Following on from my previous post about improving performance of R by linking with optimized linear algebra libraries, I thought it would be useful to try out the five benchmarks Revolutions Analytics have on their Revolutionary Performance pages.
For convenience I collected their tests into a single script revolution_benchmark.R that I can simply run with Rscript vanilla revolution_benchmark.R
.
The results, compared with the speedup factors Revolution claims for their version:
R  R + ATLAS  Speedup  Revolution’s claimed speedup 


Matrix Multiply  360.96  9.30  37.8  41.0 
Cholesky Factorization  27.28  5.65  3.8  21.0 
Singular Value Decomposition  98.73  23.57  3.2  12.6 
Principal Components Analysis  454.55  40.92  10.1  15.2 
Linear Discriminant Analysis  271.44  79.61  2.4  4.4 
In all instances Revolution’s claimed speedup is greater, though probably not significantly so for the Matrix Multiply test and hardly so for the Principal Components Analysis. (Of course, I do not have a copy of Revolution Analytics’ product, so I can’t verify their claims or make a comparable test.)
Whether saving 48 seconds on a linear discriminant analysis is enough to justify buying the product is a decision I leave to you: you know what analysis you do. For me, there are (many) orders of magnitudes to be gained by better algorithms and better variable selections so I am not too worried about factors of 2 or even 10. For extra raw power, I run R on a cloud service like AWS which scales well for many problems and is easy to do with stock R while I guess there are some sort of license implications if you wanted to do the same with Revolution’s product. (But I like Revolution and am still trying to find an excuse to use their product.)
Your mileage may vary.
Jump to comments.
You may also like these posts:

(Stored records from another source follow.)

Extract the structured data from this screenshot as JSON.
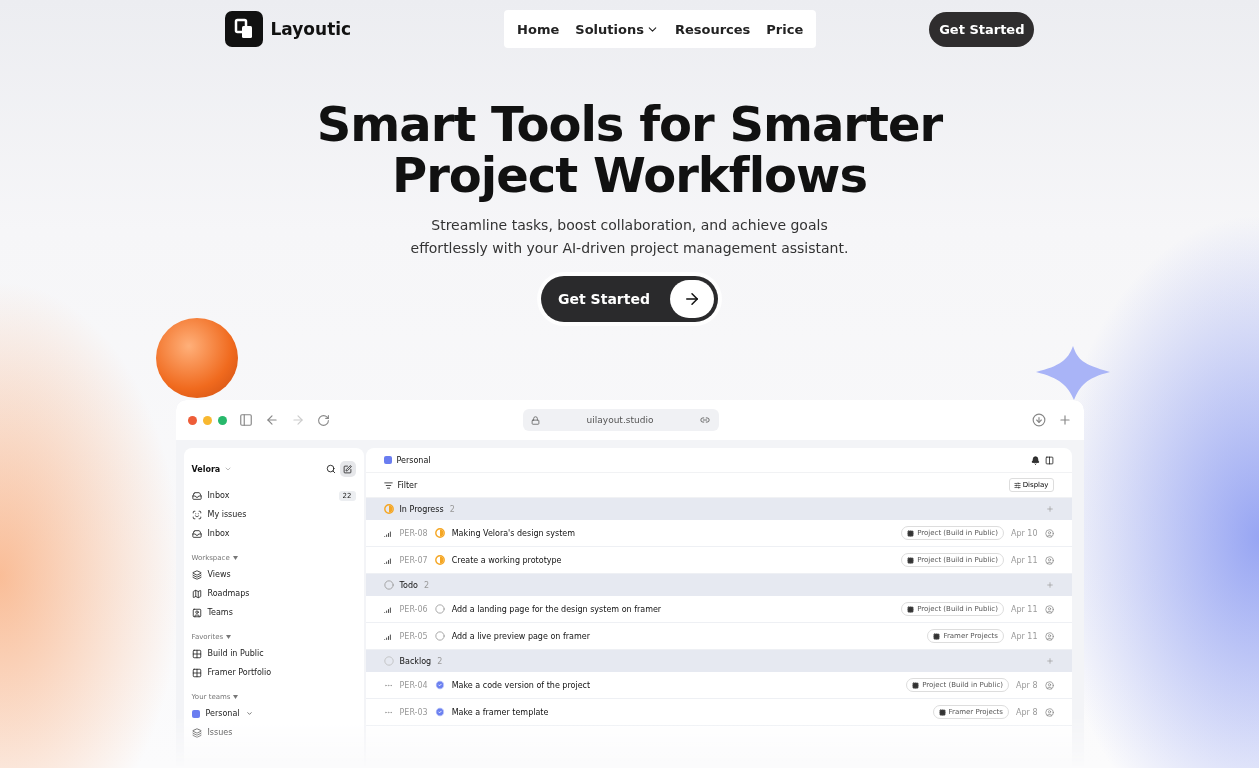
{
  "nav": {
    "brand": "Layoutic",
    "links": [
      {
        "label": "Home",
        "dropdown": false
      },
      {
        "label": "Solutions",
        "dropdown": true
      },
      {
        "label": "Resources",
        "dropdown": false
      },
      {
        "label": "Price",
        "dropdown": false
      }
    ],
    "cta": "Get Started"
  },
  "hero": {
    "title": "Smart Tools for Smarter Project Workflows",
    "subtitle": "Streamline tasks, boost collaboration, and achieve goals effortlessly with your AI-driven project management assistant.",
    "cta": "Get Started"
  },
  "browser": {
    "url": "uilayout.studio"
  },
  "app": {
    "workspace": "Velora",
    "sidebar": [
      {
        "kind": "item",
        "label": "Inbox",
        "count": "22"
      },
      {
        "kind": "item",
        "label": "My issues"
      },
      {
        "kind": "item",
        "label": "Inbox"
      },
      {
        "kind": "section",
        "label": "Workspace"
      },
      {
        "kind": "item",
        "label": "Views"
      },
      {
        "kind": "item",
        "label": "Roadmaps"
      },
      {
        "kind": "item",
        "label": "Teams"
      },
      {
        "kind": "section",
        "label": "Favorites"
      },
      {
        "kind": "item",
        "label": "Build in Public"
      },
      {
        "kind": "item",
        "label": "Framer Portfolio"
      },
      {
        "kind": "section",
        "label": "Your teams"
      },
      {
        "kind": "item",
        "label": "Personal",
        "dropdown": true
      },
      {
        "kind": "item",
        "label": "Issues"
      }
    ],
    "team": "Personal",
    "filter": "Filter",
    "display": "Display",
    "groups": [
      {
        "kind": "in_progress",
        "label": "In Progress",
        "count": "2",
        "issues": [
          {
            "id": "PER-08",
            "kind": "in_progress",
            "title": "Making Velora's design system",
            "project": "Project (Build in Public)",
            "date": "Apr 10"
          },
          {
            "id": "PER-07",
            "kind": "in_progress",
            "title": "Create a working prototype",
            "project": "Project (Build in Public)",
            "date": "Apr 11"
          }
        ]
      },
      {
        "kind": "todo",
        "label": "Todo",
        "count": "2",
        "issues": [
          {
            "id": "PER-06",
            "kind": "todo",
            "title": "Add a landing page for the design system on framer",
            "project": "Project (Build in Public)",
            "date": "Apr 11"
          },
          {
            "id": "PER-05",
            "kind": "todo",
            "title": "Add a live preview page on framer",
            "project": "Framer Projects",
            "date": "Apr 11"
          }
        ]
      },
      {
        "kind": "backlog",
        "label": "Backlog",
        "count": "2",
        "issues": [
          {
            "id": "PER-04",
            "kind": "done",
            "title": "Make a code version of the project",
            "project": "Project (Build in Public)",
            "date": "Apr 8"
          },
          {
            "id": "PER-03",
            "kind": "done",
            "title": "Make a framer template",
            "project": "Framer Projects",
            "date": "Apr 8"
          }
        ]
      }
    ]
  }
}
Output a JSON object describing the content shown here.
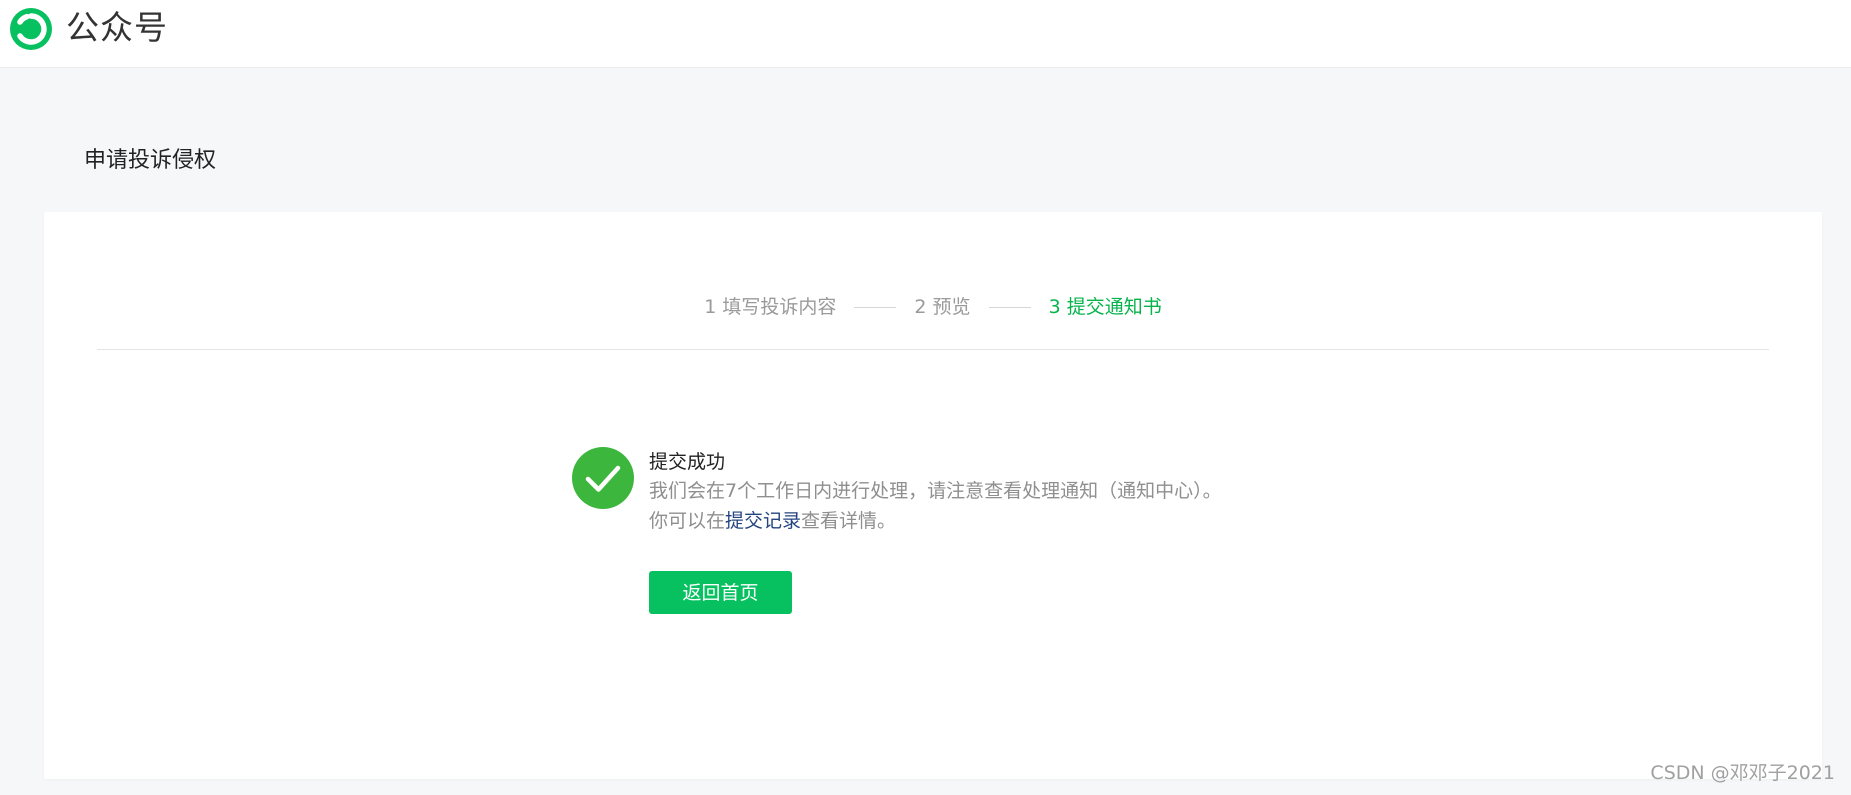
{
  "header": {
    "brand": "公众号",
    "logo_icon": "wechat-official-accounts-logo-icon",
    "logo_color": "#07c160"
  },
  "page": {
    "title": "申请投诉侵权"
  },
  "steps": [
    {
      "label": "1 填写投诉内容",
      "status": "done"
    },
    {
      "label": "2 预览",
      "status": "done"
    },
    {
      "label": "3 提交通知书",
      "status": "active"
    }
  ],
  "result": {
    "icon": "check-circle-icon",
    "icon_color": "#3cb63c",
    "title": "提交成功",
    "desc_line1": "我们会在7个工作日内进行处理，请注意查看处理通知（通知中心）。",
    "desc_line2_before": "你可以在",
    "desc_line2_link": "提交记录",
    "desc_line2_after": "查看详情。",
    "button_label": "返回首页",
    "button_color": "#07c160"
  },
  "watermark": "CSDN @邓邓子2021"
}
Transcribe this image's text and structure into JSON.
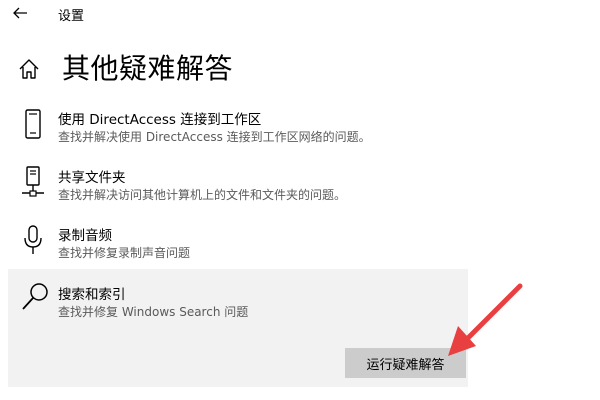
{
  "app": {
    "title": "设置",
    "back_icon": "back-arrow-icon"
  },
  "page": {
    "title": "其他疑难解答",
    "home_icon": "home-icon"
  },
  "troubleshooters": [
    {
      "title": "使用 DirectAccess 连接到工作区",
      "description": "查找并解决使用 DirectAccess 连接到工作区网络的问题。",
      "icon": "phone-icon"
    },
    {
      "title": "共享文件夹",
      "description": "查找并解决访问其他计算机上的文件和文件夹的问题。",
      "icon": "network-share-icon"
    },
    {
      "title": "录制音频",
      "description": "查找并修复录制声音问题",
      "icon": "microphone-icon"
    },
    {
      "title": "搜索和索引",
      "description": "查找并修复 Windows Search 问题",
      "icon": "search-icon",
      "selected": true,
      "button_label": "运行疑难解答"
    }
  ],
  "colors": {
    "selected_bg": "#f2f2f2",
    "button_bg": "#cccccc",
    "annotation_arrow": "#e84040"
  }
}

Can we make our analysis using the R statistical computing and analysis platform run faster? Usually the answer is yes, and the best way is to improve your algorithm and variable selection. But recently David Smith was suggesting that a big benefit of their (commercial) version of R was that it was linked to a to a better linear algebra library. So I decided to investigate. The quick summary is that it only really makes a difference for fairly artificial benchmark tests. For “normal” work you are unlikely to see a difference most of the time.

R tips: Eliminating the “save workspace image” prompt on exitWhen using R , the statistical analysis and computing platform, I find it really annoying that it always prompts to save the workspace when I exit. This is how I turn it off.
Rbloggers.com offers daily email updates about R news and tutorials on topics such as: visualization (ggplot2, Boxplots, maps, animation), programming (RStudio, Sweave, LaTeX, SQL, Eclipse, git, hadoop, Web Scraping) statistics (regression, PCA, time series, trading) and more...